From an article by an NYU sociologist man-feminist:
"It's bad out there. That we know. But amid the economic wreckage, there is a bright spot for women. The Lilly Ledbetter Fair Pay Act -- enabling women and other workers to sue for wage discrimination -- was the first piece of legislation President Obama signed. And a parsing of the grim economic statistics shows that recent layoffs have disproportionately hit male-dominated industries. We have reached a milestone of sorts: Women may be poised to outnumber men in the labor force."

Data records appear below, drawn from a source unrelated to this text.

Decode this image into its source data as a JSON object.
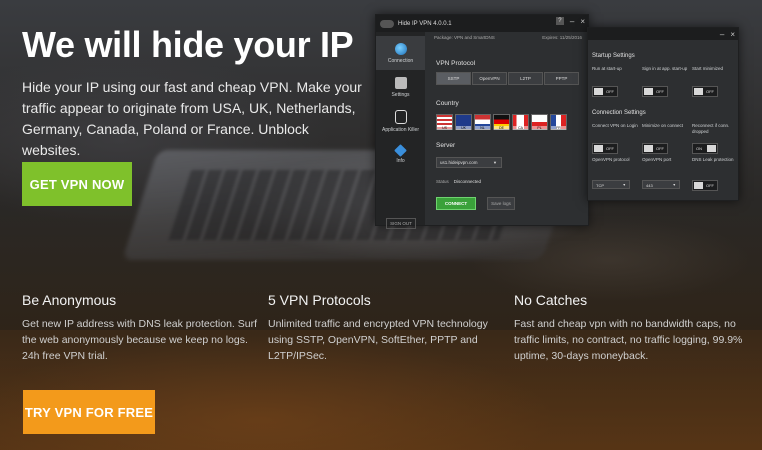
{
  "hero": {
    "title": "We will hide your IP",
    "description": "Hide your IP using our fast and cheap VPN. Make your traffic appear to originate from USA, UK, Netherlands, Germany, Canada, Poland or France. Unblock websites.",
    "cta_label": "GET VPN NOW"
  },
  "features": [
    {
      "title": "Be Anonymous",
      "text": "Get new IP address with DNS leak protection. Surf the web anonymously because we keep no logs. 24h free VPN trial."
    },
    {
      "title": "5 VPN Protocols",
      "text": "Unlimited traffic and encrypted VPN technology using SSTP, OpenVPN, SoftEther, PPTP and L2TP/IPSec."
    },
    {
      "title": "No Catches",
      "text": "Fast and cheap vpn with no bandwidth caps, no traffic limits, no contract, no traffic logging, 99.9% uptime, 30-days moneyback."
    }
  ],
  "trial_label": "TRY VPN FOR FREE",
  "app": {
    "title": "Hide IP VPN 4.0.0.1",
    "help": "?",
    "minimize": "–",
    "close": "×",
    "package": "Package: VPN and SmartDNS",
    "expires": "Expires: 11/25/2016",
    "sidebar": [
      "Connection",
      "Settings",
      "Application Killer",
      "Info"
    ],
    "sign_out": "SIGN OUT",
    "vpn_protocol_label": "VPN Protocol",
    "protocols": [
      "SSTP",
      "OpenVPN",
      "L2TP",
      "PPTP"
    ],
    "country_label": "Country",
    "flags": [
      "US",
      "UK",
      "NL",
      "DE",
      "CA",
      "PL",
      "FR"
    ],
    "server_label": "Server",
    "server_value": "us1.hideipvpn.com",
    "status_label": "Status",
    "status_value": "Disconnected",
    "connect_label": "CONNECT",
    "save_logs_label": "Save logs"
  },
  "settings": {
    "startup_title": "Startup Settings",
    "startup": [
      {
        "label": "Run at start-up",
        "state": "OFF"
      },
      {
        "label": "Sign in at app. start-up",
        "state": "OFF"
      },
      {
        "label": "Start minimized",
        "state": "OFF"
      }
    ],
    "connection_title": "Connection Settings",
    "connection": [
      {
        "label": "Connect VPN on Login",
        "state": "OFF"
      },
      {
        "label": "Minimize on connect",
        "state": "OFF"
      },
      {
        "label": "Reconnect if conn. dropped",
        "state": "ON"
      }
    ],
    "openvpn_protocol_label": "OpenVPN protocol",
    "openvpn_protocol_value": "TCP",
    "openvpn_port_label": "OpenVPN port",
    "openvpn_port_value": "443",
    "dns_leak_label": "DNS Leak protection",
    "dns_leak_state": "OFF"
  }
}
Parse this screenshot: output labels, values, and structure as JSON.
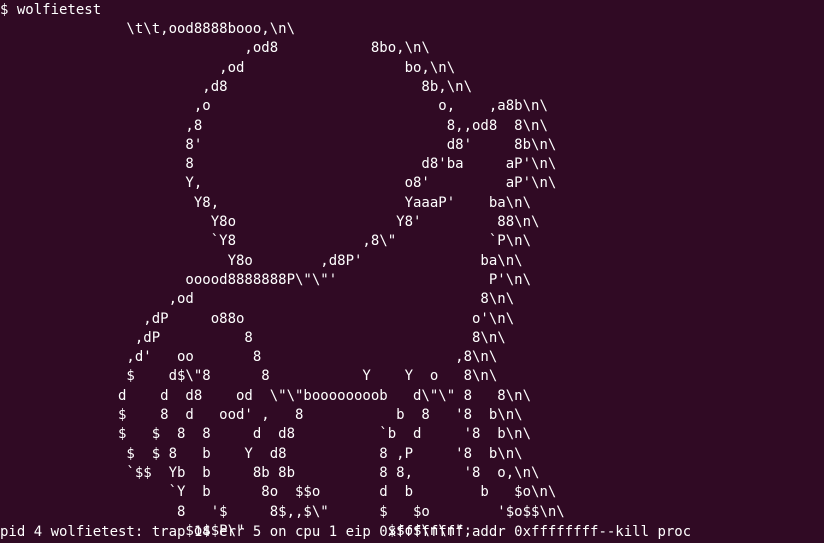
{
  "terminal": {
    "prompt": "$ wolfietest",
    "art_lines": [
      "               \\t\\t,ood8888booo,\\n\\",
      "                             ,od8           8bo,\\n\\",
      "                          ,od                   bo,\\n\\",
      "                        ,d8                       8b,\\n\\",
      "                       ,o                           o,    ,a8b\\n\\",
      "                      ,8                             8,,od8  8\\n\\",
      "                      8'                             d8'     8b\\n\\",
      "                      8                           d8'ba     aP'\\n\\",
      "                      Y,                        o8'         aP'\\n\\",
      "                       Y8,                      YaaaP'    ba\\n\\",
      "                         Y8o                   Y8'         88\\n\\",
      "                         `Y8               ,8\\\"           `P\\n\\",
      "                           Y8o        ,d8P'              ba\\n\\",
      "                      ooood8888888P\\\"\\\"'                  P'\\n\\",
      "                    ,od                                  8\\n\\",
      "                 ,dP     o88o                           o'\\n\\",
      "                ,dP          8                          8\\n\\",
      "               ,d'   oo       8                       ,8\\n\\",
      "               $    d$\\\"8      8           Y    Y  o   8\\n\\",
      "              d    d  d8    od  \\\"\\\"boooooooob   d\\\"\\\" 8   8\\n\\",
      "              $    8  d   ood' ,   8           b  8   '8  b\\n\\",
      "              $   $  8  8     d  d8          `b  d     '8  b\\n\\",
      "               $  $ 8   b    Y  d8           8 ,P     '8  b\\n\\",
      "               `$$  Yb  b     8b 8b          8 8,      '8  o,\\n\\",
      "                    `Y  b      8o  $$o       d  b        b   $o\\n\\",
      "                     8   '$     8$,,$\\\"      $   $o        '$o$$\\n\\",
      "                      $o$$P\\\"                 $$o$\\n\\n\";"
    ],
    "kill_message": "pid 4 wolfietest: trap 14 err 5 on cpu 1 eip 0xffffffff addr 0xffffffff--kill proc"
  },
  "colors": {
    "background": "#300a24",
    "foreground": "#ffffff"
  }
}
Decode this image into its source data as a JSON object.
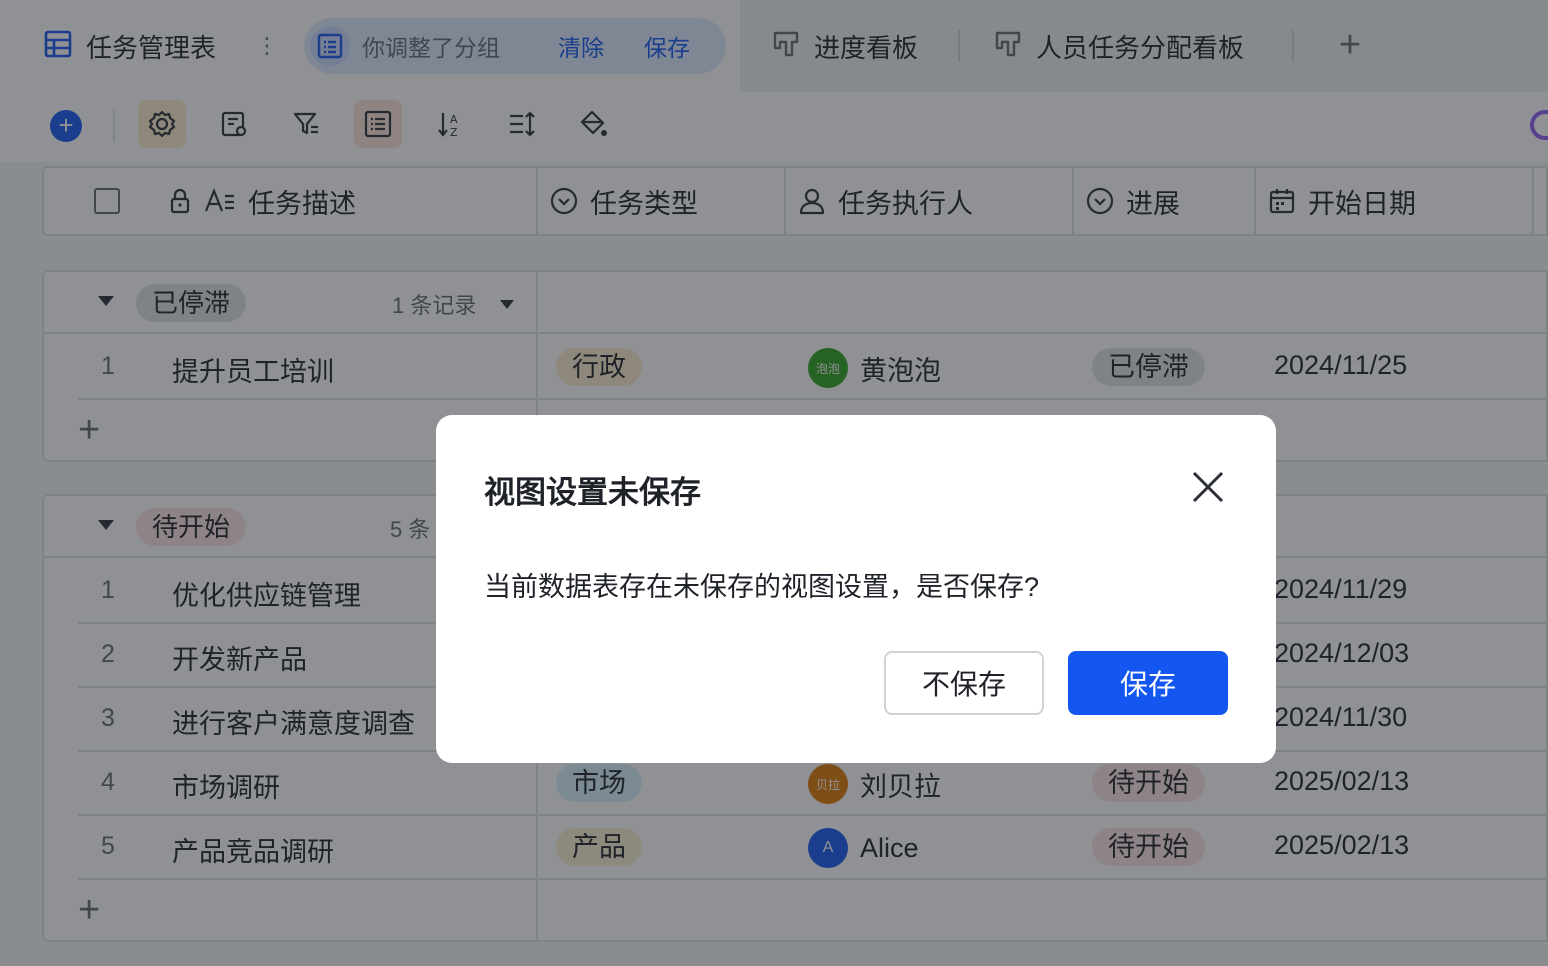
{
  "tabs": {
    "main_label": "任务管理表",
    "notice": "你调整了分组",
    "clear_label": "清除",
    "save_label": "保存",
    "view2_label": "进度看板",
    "view3_label": "人员任务分配看板"
  },
  "columns": {
    "desc": "任务描述",
    "type": "任务类型",
    "assignee": "任务执行人",
    "progress": "进展",
    "start": "开始日期"
  },
  "groups": [
    {
      "label": "已停滞",
      "count": "1 条记录",
      "rows": [
        {
          "num": "1",
          "desc": "提升员工培训",
          "type": "行政",
          "assignee": "黄泡泡",
          "avatar_text": "泡泡",
          "status": "已停滞",
          "date": "2024/11/25"
        }
      ]
    },
    {
      "label": "待开始",
      "count": "5 条",
      "rows": [
        {
          "num": "1",
          "desc": "优化供应链管理",
          "date": "2024/11/29"
        },
        {
          "num": "2",
          "desc": "开发新产品",
          "date": "2024/12/03"
        },
        {
          "num": "3",
          "desc": "进行客户满意度调查",
          "date": "2024/11/30"
        },
        {
          "num": "4",
          "desc": "市场调研",
          "type": "市场",
          "assignee": "刘贝拉",
          "avatar_text": "贝拉",
          "status": "待开始",
          "date": "2025/02/13"
        },
        {
          "num": "5",
          "desc": "产品竞品调研",
          "type": "产品",
          "assignee": "Alice",
          "avatar_text": "A",
          "status": "待开始",
          "date": "2025/02/13"
        }
      ]
    }
  ],
  "dialog": {
    "title": "视图设置未保存",
    "body": "当前数据表存在未保存的视图设置，是否保存?",
    "cancel_label": "不保存",
    "confirm_label": "保存"
  },
  "colors": {
    "accent": "#1456f0",
    "tag_stalled": "#dee0e3",
    "tag_pending": "#fde2e2",
    "tag_admin": "#fdecce",
    "tag_market": "#d9f3fd",
    "tag_product": "#faf1d1"
  },
  "icons": [
    "table-icon",
    "list-icon",
    "kanban-icon",
    "plus-icon",
    "gear-icon",
    "form-icon",
    "filter-icon",
    "group-icon",
    "sort-icon",
    "row-height-icon",
    "paint-icon",
    "lock-icon",
    "text-field-icon",
    "select-icon",
    "person-icon",
    "calendar-icon",
    "close-icon"
  ]
}
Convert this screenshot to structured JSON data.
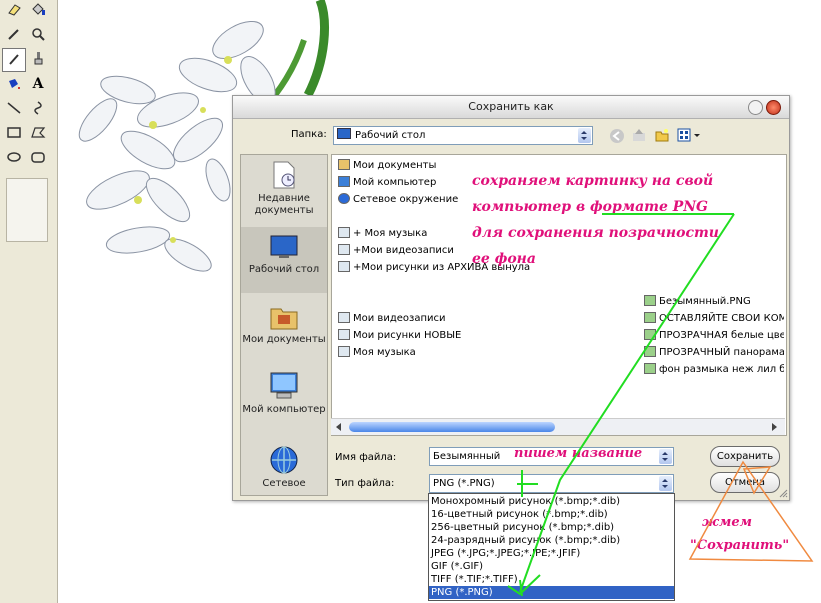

Let's take a deeper look at this article, shall we? Lots of hoopla about the Lilly Ledbetter Fair Pay Act, and how it had righted some kind of cosmic wrong perpetrated against women in the workforce. This is a fiction, and it needs to be addressed. Lilly Ledbetter sued under a provision of the Equal Employment Opportunity Act in which there was a statute of limitation of sorts on how long after the acts occurred in which one can sue. Where did that limit come from? Well, it came from the Congress, who wrote the law. Ms. Ledbetter could have sued under a different provision of the EEOA and not had the ticking clock provision. But she and her incompetent lawyers insisted on suing under the article inappropriate to her case. She lost in virtually every venue including the US Supreme Court. The Supreme Court did in fact speak to some of the negative impact to business should they overturn the law, but the bulk of their finding was that 1) congress wrote the law 2) congress thought about what they wrote before they passed it and 3) their job is to interpret the law, not write it (novel view, huh). They basically told Congress to change their law...this Congress did, and now we have the Lilly Ledbetter Act that all the world thinks is so important and wonderful.
Let's move on now to the rest of the article. Just what is it exactly this guy is trying to bring our attention to? Oh yeah---a widening gap in income between those at the top and those at the bottom. Right. But why again, is that meaningful or important? What does ills does this bring along with it? If the lot of those at the bottom is improving--and it is--then what difference does it make how those at the top are doing? The line that "the increasing pressures put on the marketplace by the rich -- bidding up the price of housing and education, for example -- means that most middle-class couples probably need two incomes also, even just to keep a roof over their heads" is classic class warfare. Middle income families don't need two incomes to put a roof over their heads...they need two incomes to put a roof over their heads with six burner stoves, hardwood floors and 2800 square feet, not to mention a garage to park their SUV with "Hope and Change" stickers on it. Oh and don't forget the Wii/Play station/ or whatever video game it is that was purchased to keep their precious children in the house, rather than outside running around and burning off their growing fat.
Rich people aren't bidding up the price of education...the price of education is being bid up by the ubiquitous sense that everyone has to go to college, and that it is the government's job to provide the money to do so. Increases in availability of college money causes college tuition to rise. Pure and simple.
"These are tall tasks, but if we don't do something to cushion the effects of the social sorting taking place across households, families will continue to face more and more stress." Stress? What stress? Poor people in this country used to be HUNGRY! Where is hunger as an issue? What percentage of the people in this country living below the poverty line do you suppose have a 1) refrigerator 2) multiple color TV's 3) a car or two 4) air conditioning 5) indoor plumbing 6) cable tv? The answers would astound you. The entrance of women large-scale into the workforce has raised our nation's standard of living, and this fellow wants us to address the stress? C'mon. I suppose this is what passes for social science at NYU these days.